In 2005, Ryan Murphy, along with wife Heather and infant son Micah, left his comfortable home and successful career in San Diego to teach the children of missionaries in rural Kenya. After graduating with a B.A. in Literature from Point Loma Nazarene University, he planned to pay off his school debt in ten years and then leave for the mission field. Through an incredible turn of events, the debt was paid off in four years, and Heather and he raised all of the financial support needed to volunteer in Kenya.
Addtionally, Ryan J. Murphy has covered high school and college sports for over two decades, but Ring The Bell is his first sports book.
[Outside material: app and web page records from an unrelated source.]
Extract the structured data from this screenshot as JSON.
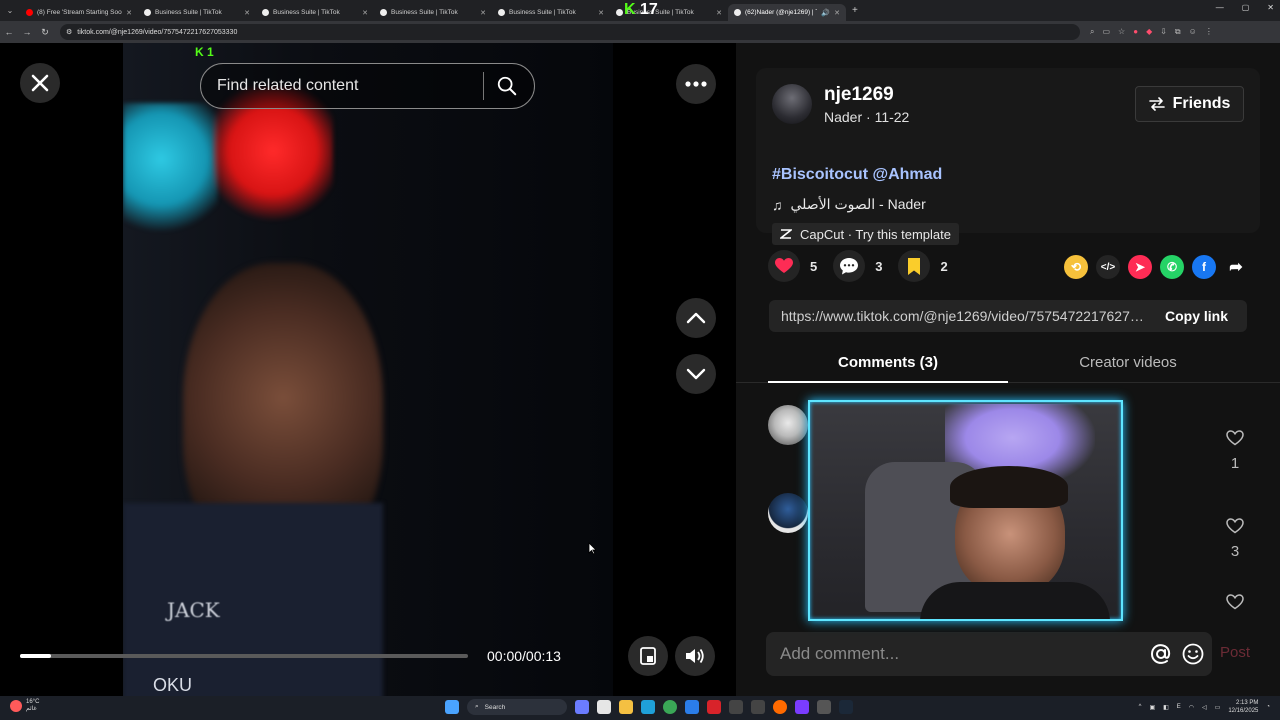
{
  "browser": {
    "tabs": [
      {
        "title": "(8) Free 'Stream Starting Soon'",
        "color": "#ff0000"
      },
      {
        "title": "Business Suite | TikTok",
        "color": "#ffffff"
      },
      {
        "title": "Business Suite | TikTok",
        "color": "#ffffff"
      },
      {
        "title": "Business Suite | TikTok",
        "color": "#ffffff"
      },
      {
        "title": "Business Suite | TikTok",
        "color": "#ffffff"
      },
      {
        "title": "Business Suite | TikTok",
        "overlay": "17",
        "color": "#ffffff"
      },
      {
        "title": "(62)Nader (@nje1269) | Tik",
        "color": "#ffffff",
        "active": true
      }
    ],
    "url": "tiktok.com/@nje1269/video/7575472217627053330"
  },
  "video": {
    "search_placeholder": "Find related content",
    "time": "00:00/00:13",
    "progress_fraction": 0.07,
    "shirt_text": "JACK",
    "shirt_text2": "OKU",
    "kick_text": "K 1"
  },
  "post": {
    "username": "nje1269",
    "subline": "Nader · 11-22",
    "friends_label": "Friends",
    "hashtag1": "#Biscoitocut",
    "mention": "@Ahmad",
    "music": "الصوت الأصلي - Nader",
    "capcut": "CapCut · Try this template",
    "likes": "5",
    "comments": "3",
    "saves": "2",
    "link": "https://www.tiktok.com/@nje1269/video/7575472217627053330",
    "copy_link": "Copy link",
    "tab_comments": "Comments (3)",
    "tab_creator": "Creator videos",
    "comment_likes": [
      "1",
      "3"
    ],
    "comment_placeholder": "Add comment...",
    "post_label": "Post"
  },
  "taskbar": {
    "weather_temp": "16°C",
    "weather_desc": "غائم",
    "search_label": "Search",
    "time": "2:13 PM",
    "date": "12/16/2025",
    "lang": "E"
  },
  "colors": {
    "accent_red": "#fe2c55",
    "hashtag_blue": "#a8c3ff",
    "cam_border": "#5fe5ff"
  }
}
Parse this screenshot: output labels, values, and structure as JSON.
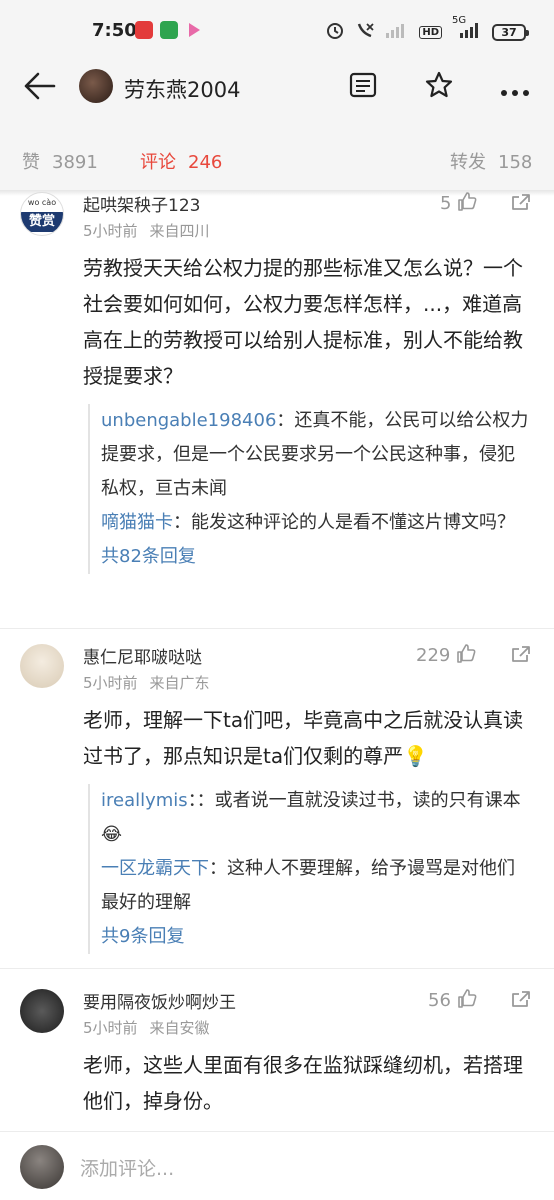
{
  "status": {
    "time": "7:50",
    "network": "5G",
    "battery": "37"
  },
  "header": {
    "title": "劳东燕2004",
    "icons": [
      "back-arrow-icon",
      "article-icon",
      "star-icon",
      "more-icon"
    ]
  },
  "tabs": [
    {
      "label": "赞",
      "count": "3891"
    },
    {
      "label": "评论",
      "count": "246"
    },
    {
      "label": "转发",
      "count": "158"
    }
  ],
  "comments": [
    {
      "name": "起哄架秧子123",
      "time": "5小时前",
      "location": "来自四川",
      "likes": "5",
      "avatar_text_top": "wo cào",
      "avatar_text_bottom": "赞赏",
      "text": "劳教授天天给公权力提的那些标准又怎么说？一个社会要如何如何，公权力要怎样怎样，...，难道高高在上的劳教授可以给别人提标准，别人不能给教授提要求？",
      "replies": [
        {
          "name": "unbengable198406",
          "text": "：还真不能，公民可以给公权力提要求，但是一个公民要求另一个公民这种事，侵犯私权，亘古未闻"
        },
        {
          "name": "嘀猫猫卡",
          "text": "：能发这种评论的人是看不懂这片博文吗？"
        }
      ],
      "more": "共82条回复"
    },
    {
      "name": "惠仁尼耶啵哒哒",
      "time": "5小时前",
      "location": "来自广东",
      "likes": "229",
      "text": "老师，理解一下ta们吧，毕竟高中之后就没认真读过书了，那点知识是ta们仅剩的尊严💡",
      "replies": [
        {
          "name": "ireallymis",
          "text": "：：或者说一直就没读过书，读的只有课本😂"
        },
        {
          "name": "一区龙霸天下",
          "text": "：这种人不要理解，给予谩骂是对他们最好的理解"
        }
      ],
      "more": "共9条回复"
    },
    {
      "name": "要用隔夜饭炒啊炒王",
      "time": "5小时前",
      "location": "来自安徽",
      "likes": "56",
      "text": "老师，这些人里面有很多在监狱踩缝纫机，若搭理他们，掉身份。"
    }
  ],
  "input": {
    "placeholder": "添加评论..."
  },
  "colors": {
    "accent": "#e8483c",
    "link": "#4a7fb5",
    "meta": "#999999"
  }
}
He has previously written two books about living in Africa (All That You Can’t Leave Behind: A Rookie Missionary’s Life in Africa and Winter Spring Summer Fall: Living and Lasting in Missions), where he still lives with his wife and three children.
RYAN’S BLOG LINK
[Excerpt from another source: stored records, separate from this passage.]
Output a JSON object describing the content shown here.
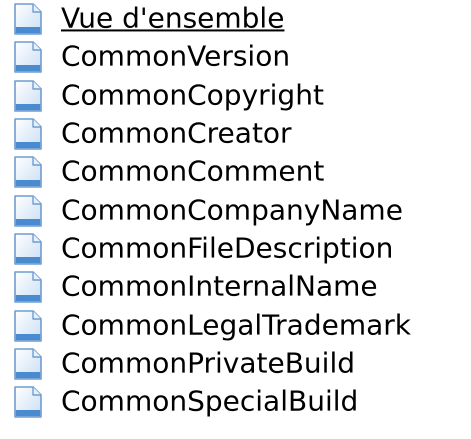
{
  "topics": [
    {
      "label": "Vue d'ensemble",
      "icon": "help-topic-page-icon"
    },
    {
      "label": "CommonVersion",
      "icon": "help-topic-page-icon"
    },
    {
      "label": "CommonCopyright",
      "icon": "help-topic-page-icon"
    },
    {
      "label": "CommonCreator",
      "icon": "help-topic-page-icon"
    },
    {
      "label": "CommonComment",
      "icon": "help-topic-page-icon"
    },
    {
      "label": "CommonCompanyName",
      "icon": "help-topic-page-icon"
    },
    {
      "label": "CommonFileDescription",
      "icon": "help-topic-page-icon"
    },
    {
      "label": "CommonInternalName",
      "icon": "help-topic-page-icon"
    },
    {
      "label": "CommonLegalTrademark",
      "icon": "help-topic-page-icon"
    },
    {
      "label": "CommonPrivateBuild",
      "icon": "help-topic-page-icon"
    },
    {
      "label": "CommonSpecialBuild",
      "icon": "help-topic-page-icon"
    }
  ],
  "colors": {
    "icon_fill_light": "#ffffff",
    "icon_fill_blue": "#c9def4",
    "icon_border": "#6f9dcf",
    "icon_band": "#4a8ad0",
    "text": "#000000"
  }
}
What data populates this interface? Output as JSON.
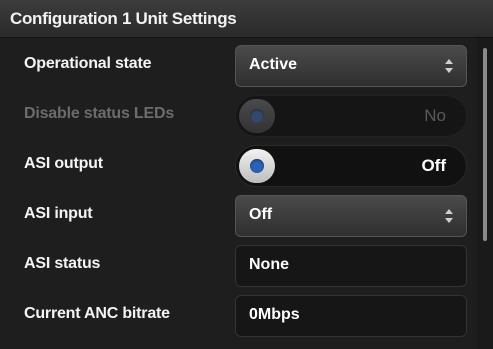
{
  "header": {
    "title": "Configuration 1 Unit Settings"
  },
  "rows": {
    "operational_state": {
      "label": "Operational state",
      "value": "Active"
    },
    "disable_status_leds": {
      "label": "Disable status LEDs",
      "value": "No",
      "enabled": false
    },
    "asi_output": {
      "label": "ASI output",
      "value": "Off"
    },
    "asi_input": {
      "label": "ASI input",
      "value": "Off"
    },
    "asi_status": {
      "label": "ASI status",
      "value": "None"
    },
    "current_anc_bitrate": {
      "label": "Current ANC bitrate",
      "value": "0Mbps"
    }
  },
  "icons": {
    "select_arrows": "up-down-chevron-icon",
    "toggle_knob": "toggle-knob-icon"
  },
  "colors": {
    "accent": "#2b62b5",
    "background": "#1e1e1e"
  }
}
Appointed to work at a boarding school called Rift Valley Academy by Africa Inland Mission, he and his wife teach, mentor, care for, and live with the children of African missionaries nine months of the year. Although he ministers mainly to the students, living among Africans has provided him unique insights into faith and friendship which only cross-cultural missionaries can experience. He taught English at a public school for five years in the US and is devoted to the Great Commission to “go and make disciples of all nations.”
Besides writing and teaching, Ryan enjoys playing guitar, wrestling with his two sons, and watching Penn State football. His first year as a missionary is recounted in this, his first book, ALL THAT YOU CAN’T LEAVE BEHIND: A Rookie Missionary’s Life In Africa.
Perhaps this book was born while I was sucking on a plastic straw in a San Diego McDonald’s. As I sat there and told my missions pastor about the hundred and one dreams of a twenty-five year old newlywed, the burly blond in his late 40’s listened intently with a smile on his face.
“I want to write,” I said. Dream one hundred and two.
He paused for a second, searching for the most polite way to say, “What could you possibly write about?”
I didn’t know. But as the conversation wore on, Brad Buser pushed me past dreaming about living to a place where my life would make a difference for the kingdom of God. Instead of merely being “interested” in missions, I decided then and there to give my life to God for full-time missions. And in doing so, I found something worth writing about. Thanks Brad and may you encourage many more to follow our Savior wherever He leads. And to all of the other pastors—Kenny, Eloy, Von, Rick, Ray, Jeff, Rick, Anne, Andy—thank you for helping us obey our calling.
I’d like to thank my wonderful wife Heather for being my partner in this life and my helper with this book. The seminal material of All That You Can’t Leave Behind came from my blog Strangers in Kenya, which I began at the urging of Ian Fraser. Thanks Ian. I’ve had a slew of great editors along the way as well—my mom Cindy, my sister Emily, Kristy Faber, and Suzanne Geba. Mike Gaudaur did an awesome job with the cover photos and design. Thanks for sharing your expertise.
Thanks to Mike Smitley and Father’s Press for caring more about the things of God than dollars and sales. I’ll always be indebted to you for giving me a shot at sharing my story.
Of course, the biggest thanks of all go to my Lord and Savior. Thanks for redeeming this mess of a man and giving him more than he could have ever dreamed of.
Ryan J. Murphy